Sir Thomas Gresham left his estate jointly to the “maior and cominalty and cittezens of the citty of London and theire successors” (the legal definition of the corporate body of the City) and to the Mercers’ Livery Company. This bequest included Gresham House (no longer extant) in Bishopsgate as well as the Royal Exchange.
The City subsequently used money from this estate to buy 89/91 Gresham Street, a property that is now let to the Bank of New Zealand.
According to the City’s Cash accounts the ‘targets‘ generated by this Will include the providing of lectures and the keeping of Almshouses (now in Brixton) along with with all the associated costs.
You can read Thomas Gresham’s Will here in which he warns (in paragraph 24) that if the City fails to discharge these charitable ‘targets’ then “the defaulte thereof shal be to the reproach and condempnation of the said corporations afore God.”
And what is Gresham’s overall intention for his Will? He states (in paragraph 25) that he wishes his estate to contribute to “the proffitte of the commen weale, and relief of the carefull and true poore, accordinge to the pleasure and will of Almighty God.” Old fashioned language but clearly demonstrating a concern for the Common Good or, as he puts it, the “common weal”.
There is no reference in the City’s Cash accounts as to how much money is spent on these charitable charges but the Charity Commission website reveals, in the 2007 accounts for the Sir Thomas Gresham Charity (no 221981), that the City spent £31,810. They further state, by way of clarification, that “the charity has no underlying assets and is wholly supported by the City of London. The City of London Corporation owns all the fixed assets used by the charity.”
In other words the charitable purpose of Sir Thomas Gresham’s bequest has been wholly subsumed within the City’s Cash account.
When we go back to the City’s Cash, 2007 consolidated accounts we learn, however, that the income from the Gresham Estate (one of the funds that make up this so-called “private fund”) amounts to £514K. Additionally £709K from this fund is being re-invested. That looks like quite a sizeable property portfolio to me. More than the relatively modest payment from the Sir Thomas Gresham Charity fund would suggest.
So, some questions:
1. What is the relationship between the Gresham Estate and the Sir Thomas Gresham Charity?
2. How do they both relate to Sir Thomas Gresham’s Will that the bequest should contribute towards “the proffitte of the commen weale”?
3. Is there any surplus from the Gresham Estate that is used towards sustaining the Mayoralty, paying for the banquets or funding “Economic Development” initiatives of the City Corporation, as evidenced in the City’s Cash accounts?

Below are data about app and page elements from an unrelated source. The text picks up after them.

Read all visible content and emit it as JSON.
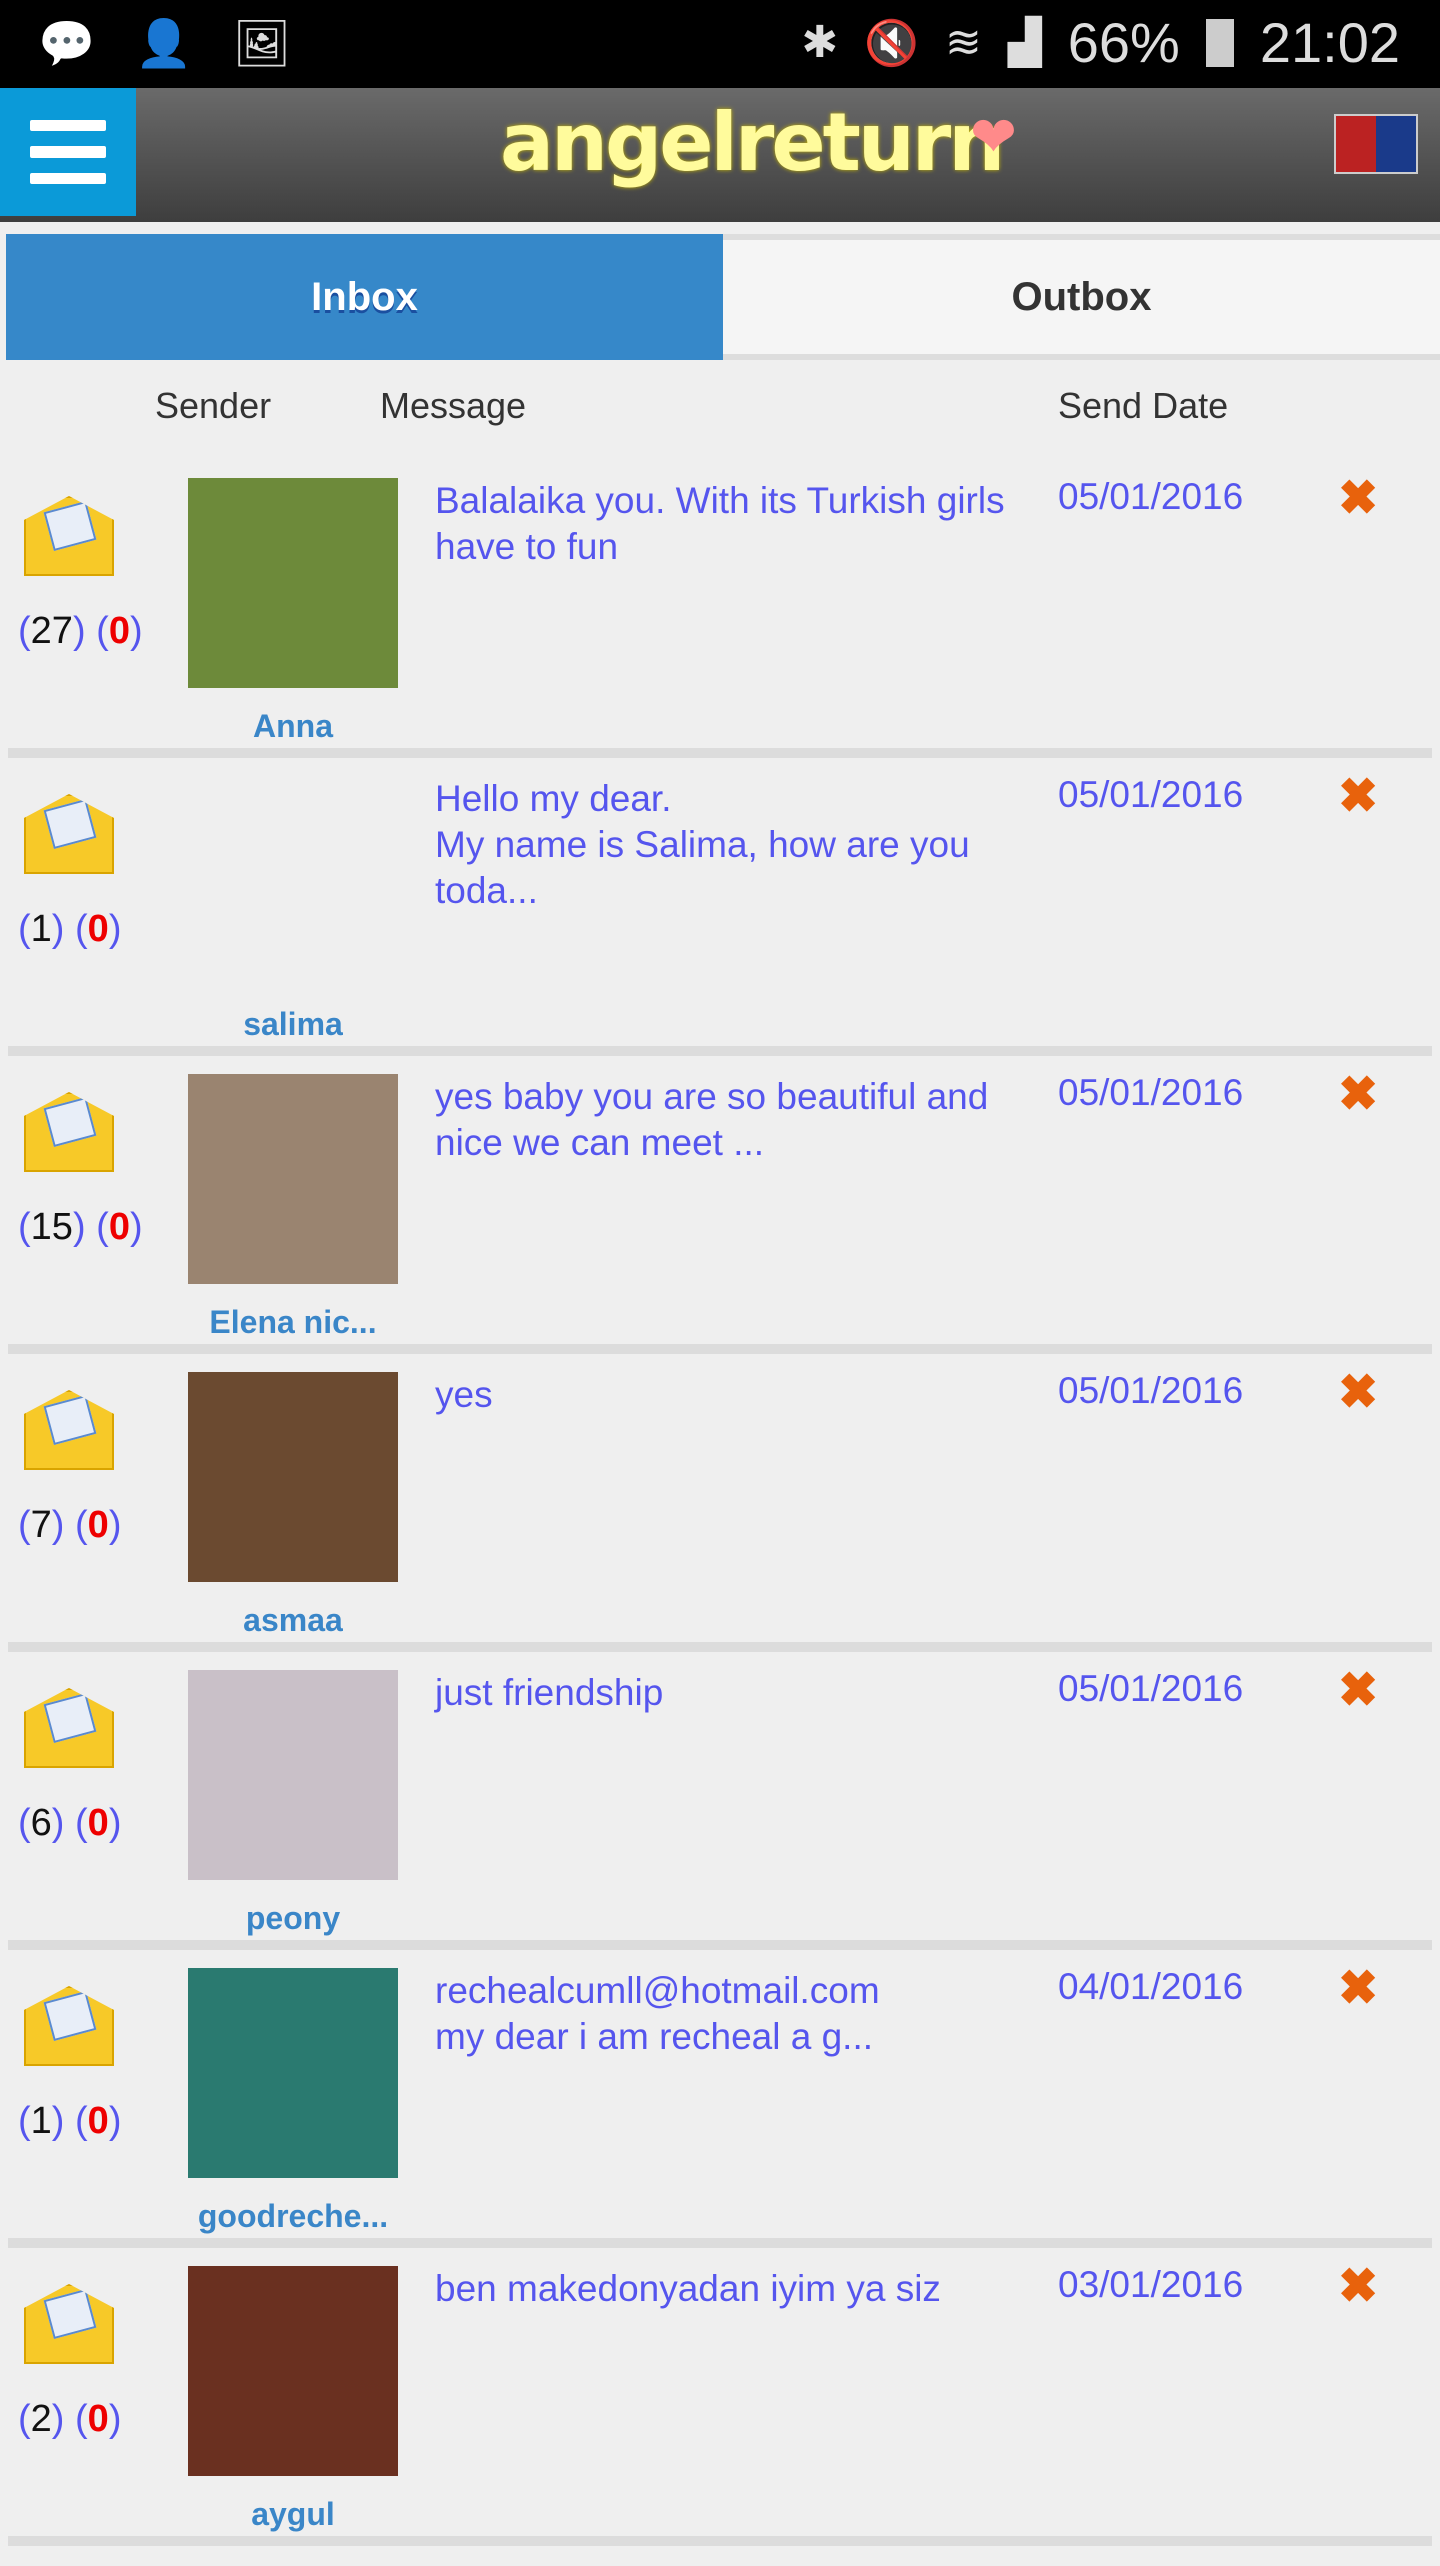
{
  "status_bar": {
    "battery": "66%",
    "time": "21:02"
  },
  "header": {
    "title": "angelreturn",
    "language": "English"
  },
  "tabs": [
    {
      "label": "Inbox",
      "active": true
    },
    {
      "label": "Outbox",
      "active": false
    }
  ],
  "columns": {
    "sender": "Sender",
    "message": "Message",
    "date": "Send Date"
  },
  "colors": {
    "accent": "#3688c9",
    "message": "#5555ee",
    "unread": "#e00000",
    "delete": "#e8620c"
  },
  "messages": [
    {
      "count": "27",
      "unread": "0",
      "name": "Anna",
      "text": "Balalaika you. With its Turkish girls have to fun",
      "date": "05/01/2016",
      "avatar": "#6d8a3a"
    },
    {
      "count": "1",
      "unread": "0",
      "name": "salima",
      "text": "Hello my dear.\nMy name is Salima, how are you toda...",
      "date": "05/01/2016",
      "avatar": "#efefef"
    },
    {
      "count": "15",
      "unread": "0",
      "name": "Elena nic...",
      "text": "yes baby you are so beautiful and nice we can meet ...",
      "date": "05/01/2016",
      "avatar": "#9a8470"
    },
    {
      "count": "7",
      "unread": "0",
      "name": "asmaa",
      "text": "yes",
      "date": "05/01/2016",
      "avatar": "#6b4a30"
    },
    {
      "count": "6",
      "unread": "0",
      "name": "peony",
      "text": "just friendship",
      "date": "05/01/2016",
      "avatar": "#c9c0c8"
    },
    {
      "count": "1",
      "unread": "0",
      "name": "goodreche...",
      "text": "rechealcumll@hotmail.com\nmy dear i am recheal a g...",
      "date": "04/01/2016",
      "avatar": "#2a7a70"
    },
    {
      "count": "2",
      "unread": "0",
      "name": "aygul",
      "text": "ben makedonyadan iyim ya siz",
      "date": "03/01/2016",
      "avatar": "#6a3020"
    }
  ]
}
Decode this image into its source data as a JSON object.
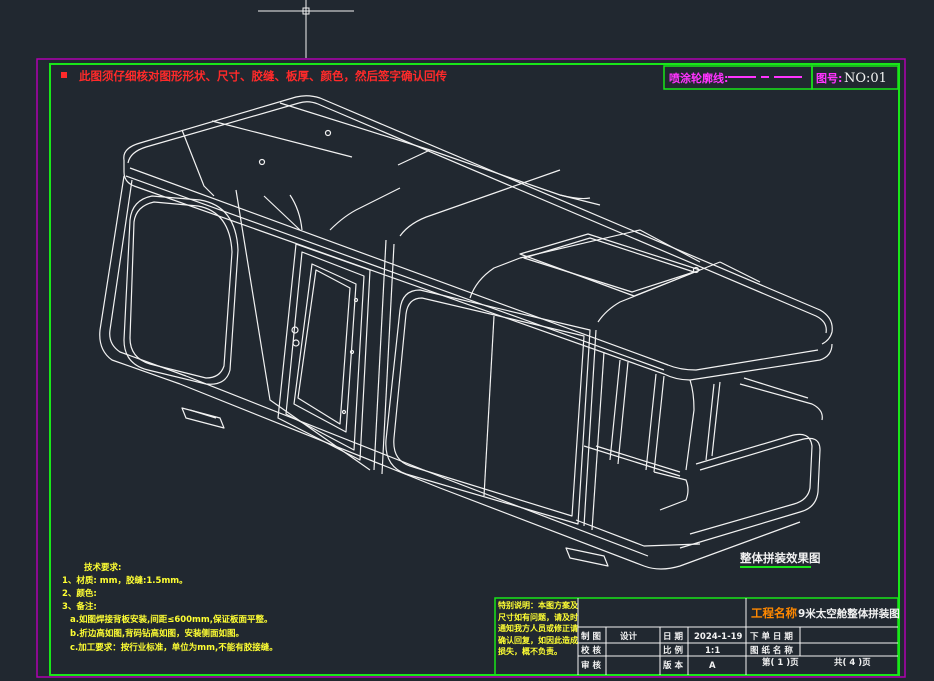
{
  "colors": {
    "background": "#212830",
    "outer_border": "#b000b0",
    "frame_green": "#19e619",
    "line_white": "#f2f2f2",
    "note_red": "#ff2a2a",
    "note_yellow": "#ffff33",
    "magenta": "#ff33ff",
    "title_orange": "#ff8800"
  },
  "header": {
    "note": "此图须仔细核对图形形状、尺寸、胶缝、板厚、颜色，然后签字确认回传",
    "contour_label": "喷涂轮廓线:",
    "figure_no_label": "图号:",
    "figure_no": "NO:01"
  },
  "drawing": {
    "caption": "整体拼装效果图"
  },
  "tech": {
    "title": "技术要求:",
    "line1": "1、材质:     mm，胶缝:1.5mm。",
    "line2": "2、颜色:",
    "line3": "3、备注:",
    "a": "a.如图焊接背板安装,间距≤600mm,保证板面平整。",
    "b": "b.折边高如图,背码钻高如图，安装侧面如图。",
    "c": "c.加工要求：按行业标准，单位为mm,不能有胶接缝。"
  },
  "title_block": {
    "remark": "特别说明：本图方案及尺寸如有问题，请及时通知我方人员或修正请确认回复，如因此造成损失，概不负责。",
    "project_label": "工程名称",
    "project_name": "9米太空舱整体拼装图",
    "drawn_label": "制 图",
    "design": "设计",
    "date_label": "日 期",
    "date": "2024-1-19",
    "order_date_label": "下 单 日 期",
    "check_label": "校 核",
    "scale_label": "比 例",
    "scale": "1:1",
    "drawing_name_label": "图 纸 名 称",
    "approve_label": "审 核",
    "version_label": "版 本",
    "version": "A",
    "page": "第( 1 )页",
    "total": "共( 4 )页"
  }
}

No doubt there are good answers to these questions but when the City’s Cash is kept from public scrutiny they are not immediately apparent. At the very least there is need for proper public deliberation as to whether the financial services do, indeed, contribute to the “profitt of the common weale”.
With these questions in mind I ring Greg Williams, the City’s cheerfully gruff Head of Media. He says he will look into it. And then he asks,
“Are you the one who published the private accounts that were given to you in confidence as a councillor?”
“Yes,” I say.
“That’s an interesting choice to make. As a public servant I believe you take on certain responsibilities and when you start bending the rules to suit yourself then that is a very difficult place to be,” and then adds, “May I ask how do you reconcile that with your conscience as a preacher?”
“That’s a good question,” I say, unsure at this point whether he is in fact warning me not to return to Herod but to leave for home by another road.
And all for His sake.
Here is background information on the Gresham Estate from the City’s Cash non-public accounts: gresham2007